* _What you are asked to do_: For this exercise, write out each entry below exactly, omitting the images.
----- Records for this task
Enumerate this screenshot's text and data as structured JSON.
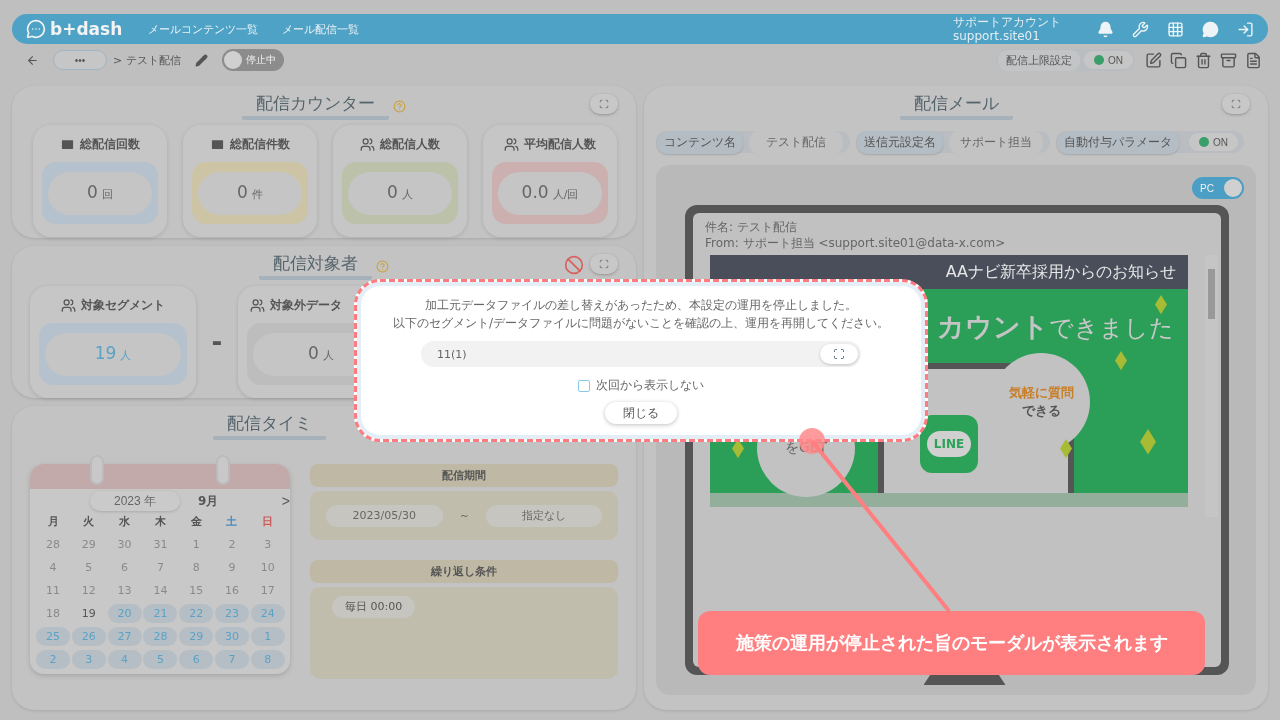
{
  "header": {
    "logo": "b+dash",
    "nav": [
      {
        "label": "メールコンテンツ一覧"
      },
      {
        "label": "メール配信一覧"
      }
    ],
    "account": {
      "name": "サポートアカウント",
      "site": "support.site01"
    }
  },
  "toolbar": {
    "more": "•••",
    "breadcrumb": "> テスト配信",
    "status_toggle": {
      "label": "停止中",
      "on": false
    },
    "limit": {
      "label": "配信上限設定",
      "value": "ON",
      "on": true
    }
  },
  "counter": {
    "title": "配信カウンター",
    "cards": [
      {
        "label": "総配信回数",
        "value": "0",
        "unit": "回",
        "color": "#b5c1cc"
      },
      {
        "label": "総配信件数",
        "value": "0",
        "unit": "件",
        "color": "#cdc4a6"
      },
      {
        "label": "総配信人数",
        "value": "0",
        "unit": "人",
        "color": "#bcc1a9"
      },
      {
        "label": "平均配信人数",
        "value": "0.0",
        "unit": "人/回",
        "color": "#ccb0b0"
      }
    ]
  },
  "target": {
    "title": "配信対象者",
    "segment": {
      "label": "対象セグメント",
      "value": "19",
      "unit": "人"
    },
    "operator": "-",
    "excluded": {
      "label": "対象外データ",
      "value": "0",
      "unit": "人"
    }
  },
  "timing": {
    "title": "配信タイミ",
    "calendar": {
      "year": "2023",
      "year_unit": "年",
      "month": "9月",
      "next": ">",
      "weekdays": [
        {
          "label": "月",
          "kind": "weekday"
        },
        {
          "label": "火",
          "kind": "weekday"
        },
        {
          "label": "水",
          "kind": "weekday"
        },
        {
          "label": "木",
          "kind": "weekday"
        },
        {
          "label": "金",
          "kind": "weekday"
        },
        {
          "label": "土",
          "kind": "sat"
        },
        {
          "label": "日",
          "kind": "sun"
        }
      ],
      "weeks": [
        [
          {
            "day": "28",
            "kind": "other"
          },
          {
            "day": "29",
            "kind": "other"
          },
          {
            "day": "30",
            "kind": "other"
          },
          {
            "day": "31",
            "kind": "other"
          },
          {
            "day": "1",
            "kind": "other"
          },
          {
            "day": "2",
            "kind": "other"
          },
          {
            "day": "3",
            "kind": "other"
          }
        ],
        [
          {
            "day": "4",
            "kind": "other"
          },
          {
            "day": "5",
            "kind": "other"
          },
          {
            "day": "6",
            "kind": "other"
          },
          {
            "day": "7",
            "kind": "other"
          },
          {
            "day": "8",
            "kind": "other"
          },
          {
            "day": "9",
            "kind": "other"
          },
          {
            "day": "10",
            "kind": "other"
          }
        ],
        [
          {
            "day": "11",
            "kind": "other"
          },
          {
            "day": "12",
            "kind": "other"
          },
          {
            "day": "13",
            "kind": "other"
          },
          {
            "day": "14",
            "kind": "other"
          },
          {
            "day": "15",
            "kind": "other"
          },
          {
            "day": "16",
            "kind": "other"
          },
          {
            "day": "17",
            "kind": "other"
          }
        ],
        [
          {
            "day": "18",
            "kind": "other"
          },
          {
            "day": "19",
            "kind": "today"
          },
          {
            "day": "20",
            "kind": "scheduled"
          },
          {
            "day": "21",
            "kind": "scheduled"
          },
          {
            "day": "22",
            "kind": "scheduled"
          },
          {
            "day": "23",
            "kind": "scheduled"
          },
          {
            "day": "24",
            "kind": "scheduled"
          }
        ],
        [
          {
            "day": "25",
            "kind": "scheduled"
          },
          {
            "day": "26",
            "kind": "scheduled"
          },
          {
            "day": "27",
            "kind": "scheduled"
          },
          {
            "day": "28",
            "kind": "scheduled"
          },
          {
            "day": "29",
            "kind": "scheduled"
          },
          {
            "day": "30",
            "kind": "scheduled"
          },
          {
            "day": "1",
            "kind": "scheduled"
          }
        ],
        [
          {
            "day": "2",
            "kind": "scheduled"
          },
          {
            "day": "3",
            "kind": "scheduled"
          },
          {
            "day": "4",
            "kind": "scheduled"
          },
          {
            "day": "5",
            "kind": "scheduled"
          },
          {
            "day": "6",
            "kind": "scheduled"
          },
          {
            "day": "7",
            "kind": "scheduled"
          },
          {
            "day": "8",
            "kind": "scheduled"
          }
        ]
      ]
    },
    "period": {
      "title": "配信期間",
      "start": "2023/05/30",
      "separator": "～",
      "end": "指定なし"
    },
    "repeat": {
      "title": "繰り返し条件",
      "items": [
        "毎日 00:00"
      ]
    }
  },
  "mail": {
    "title": "配信メール",
    "fields": [
      {
        "label": "コンテンツ名",
        "kind": "text",
        "value": "テスト配信"
      },
      {
        "label": "送信元設定名",
        "kind": "text",
        "value": "サポート担当"
      },
      {
        "label": "自動付与パラメータ",
        "kind": "toggle",
        "value": "ON",
        "on": true
      }
    ],
    "view_toggle": {
      "label": "PC",
      "on": true
    },
    "preview": {
      "subject": "件名: テスト配信",
      "from": "From: サポート担当 <support.site01@data-x.com>",
      "banner_title": "AAナビ新卒採用からのお知らせ",
      "headline": "**カウント**できました",
      "bubble_lines": [
        "気軽に質問",
        "できる"
      ],
      "app_label": "LINE",
      "get_text": "をGET"
    }
  },
  "modal": {
    "lines": [
      "加工元データファイルの差し替えがあったため、本設定の運用を停止しました。",
      "以下のセグメント/データファイルに問題がないことを確認の上、運用を再開してください。"
    ],
    "segment": "11(1)",
    "dont_show": {
      "label": "次回から表示しない",
      "checked": false
    },
    "close": "閉じる"
  },
  "callout": "施策の運用が停止された旨のモーダルが表示されます"
}
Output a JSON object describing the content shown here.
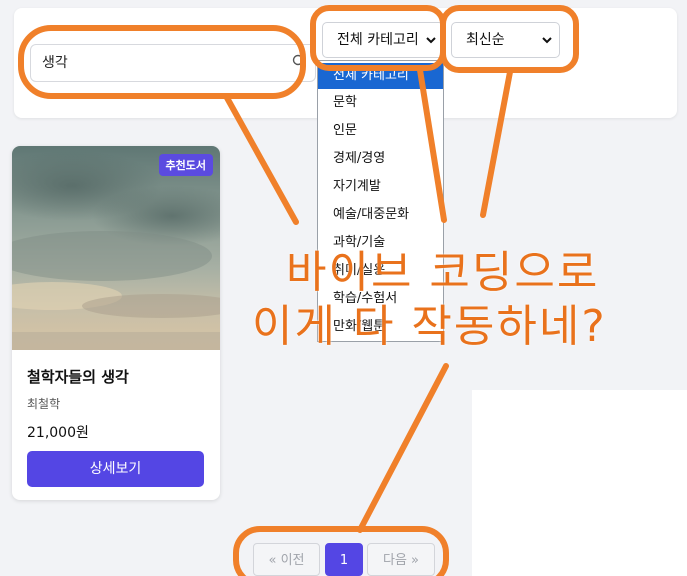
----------
* _Output of the exercise_:
Enumerate this screenshot's text and data as structured JSON.
{
  "header": {
    "logo": "b+dash",
    "nav": [
      {
        "label": "メールコンテンツ一覧"
      },
      {
        "label": "メール配信一覧"
      }
    ],
    "account": {
      "name": "サポートアカウント",
      "site": "support.site01"
    }
  },
  "toolbar": {
    "more": "•••",
    "breadcrumb": "> テスト配信",
    "status_toggle": {
      "label": "停止中",
      "on": false
    },
    "limit": {
      "label": "配信上限設定",
      "value": "ON",
      "on": true
    }
  },
  "counter": {
    "title": "配信カウンター",
    "cards": [
      {
        "label": "総配信回数",
        "value": "0",
        "unit": "回",
        "color": "#b5c1cc"
      },
      {
        "label": "総配信件数",
        "value": "0",
        "unit": "件",
        "color": "#cdc4a6"
      },
      {
        "label": "総配信人数",
        "value": "0",
        "unit": "人",
        "color": "#bcc1a9"
      },
      {
        "label": "平均配信人数",
        "value": "0.0",
        "unit": "人/回",
        "color": "#ccb0b0"
      }
    ]
  },
  "target": {
    "title": "配信対象者",
    "segment": {
      "label": "対象セグメント",
      "value": "19",
      "unit": "人"
    },
    "operator": "-",
    "excluded": {
      "label": "対象外データ",
      "value": "0",
      "unit": "人"
    }
  },
  "timing": {
    "title": "配信タイミ",
    "calendar": {
      "year": "2023",
      "year_unit": "年",
      "month": "9月",
      "next": ">",
      "weekdays": [
        {
          "label": "月",
          "kind": "weekday"
        },
        {
          "label": "火",
          "kind": "weekday"
        },
        {
          "label": "水",
          "kind": "weekday"
        },
        {
          "label": "木",
          "kind": "weekday"
        },
        {
          "label": "金",
          "kind": "weekday"
        },
        {
          "label": "土",
          "kind": "sat"
        },
        {
          "label": "日",
          "kind": "sun"
        }
      ],
      "weeks": [
        [
          {
            "day": "28",
            "kind": "other"
          },
          {
            "day": "29",
            "kind": "other"
          },
          {
            "day": "30",
            "kind": "other"
          },
          {
            "day": "31",
            "kind": "other"
          },
          {
            "day": "1",
            "kind": "other"
          },
          {
            "day": "2",
            "kind": "other"
          },
          {
            "day": "3",
            "kind": "other"
          }
        ],
        [
          {
            "day": "4",
            "kind": "other"
          },
          {
            "day": "5",
            "kind": "other"
          },
          {
            "day": "6",
            "kind": "other"
          },
          {
            "day": "7",
            "kind": "other"
          },
          {
            "day": "8",
            "kind": "other"
          },
          {
            "day": "9",
            "kind": "other"
          },
          {
            "day": "10",
            "kind": "other"
          }
        ],
        [
          {
            "day": "11",
            "kind": "other"
          },
          {
            "day": "12",
            "kind": "other"
          },
          {
            "day": "13",
            "kind": "other"
          },
          {
            "day": "14",
            "kind": "other"
          },
          {
            "day": "15",
            "kind": "other"
          },
          {
            "day": "16",
            "kind": "other"
          },
          {
            "day": "17",
            "kind": "other"
          }
        ],
        [
          {
            "day": "18",
            "kind": "other"
          },
          {
            "day": "19",
            "kind": "today"
          },
          {
            "day": "20",
            "kind": "scheduled"
          },
          {
            "day": "21",
            "kind": "scheduled"
          },
          {
            "day": "22",
            "kind": "scheduled"
          },
          {
            "day": "23",
            "kind": "scheduled"
          },
          {
            "day": "24",
            "kind": "scheduled"
          }
        ],
        [
          {
            "day": "25",
            "kind": "scheduled"
          },
          {
            "day": "26",
            "kind": "scheduled"
          },
          {
            "day": "27",
            "kind": "scheduled"
          },
          {
            "day": "28",
            "kind": "scheduled"
          },
          {
            "day": "29",
            "kind": "scheduled"
          },
          {
            "day": "30",
            "kind": "scheduled"
          },
          {
            "day": "1",
            "kind": "scheduled"
          }
        ],
        [
          {
            "day": "2",
            "kind": "scheduled"
          },
          {
            "day": "3",
            "kind": "scheduled"
          },
          {
            "day": "4",
            "kind": "scheduled"
          },
          {
            "day": "5",
            "kind": "scheduled"
          },
          {
            "day": "6",
            "kind": "scheduled"
          },
          {
            "day": "7",
            "kind": "scheduled"
          },
          {
            "day": "8",
            "kind": "scheduled"
          }
        ]
      ]
    },
    "period": {
      "title": "配信期間",
      "start": "2023/05/30",
      "separator": "～",
      "end": "指定なし"
    },
    "repeat": {
      "title": "繰り返し条件",
      "items": [
        "毎日 00:00"
      ]
    }
  },
  "mail": {
    "title": "配信メール",
    "fields": [
      {
        "label": "コンテンツ名",
        "kind": "text",
        "value": "テスト配信"
      },
      {
        "label": "送信元設定名",
        "kind": "text",
        "value": "サポート担当"
      },
      {
        "label": "自動付与パラメータ",
        "kind": "toggle",
        "value": "ON",
        "on": true
      }
    ],
    "view_toggle": {
      "label": "PC",
      "on": true
    },
    "preview": {
      "subject": "件名: テスト配信",
      "from": "From: サポート担当 <support.site01@data-x.com>",
      "banner_title": "AAナビ新卒採用からのお知らせ",
      "headline": "**カウント**できました",
      "bubble_lines": [
        "気軽に質問",
        "できる"
      ],
      "app_label": "LINE",
      "get_text": "をGET"
    }
  },
  "modal": {
    "lines": [
      "加工元データファイルの差し替えがあったため、本設定の運用を停止しました。",
      "以下のセグメント/データファイルに問題がないことを確認の上、運用を再開してください。"
    ],
    "segment": "11(1)",
    "dont_show": {
      "label": "次回から表示しない",
      "checked": false
    },
    "close": "閉じる"
  },
  "callout": "施策の運用が停止された旨のモーダルが表示されます"
}
Output a JSON object describing the content shown here.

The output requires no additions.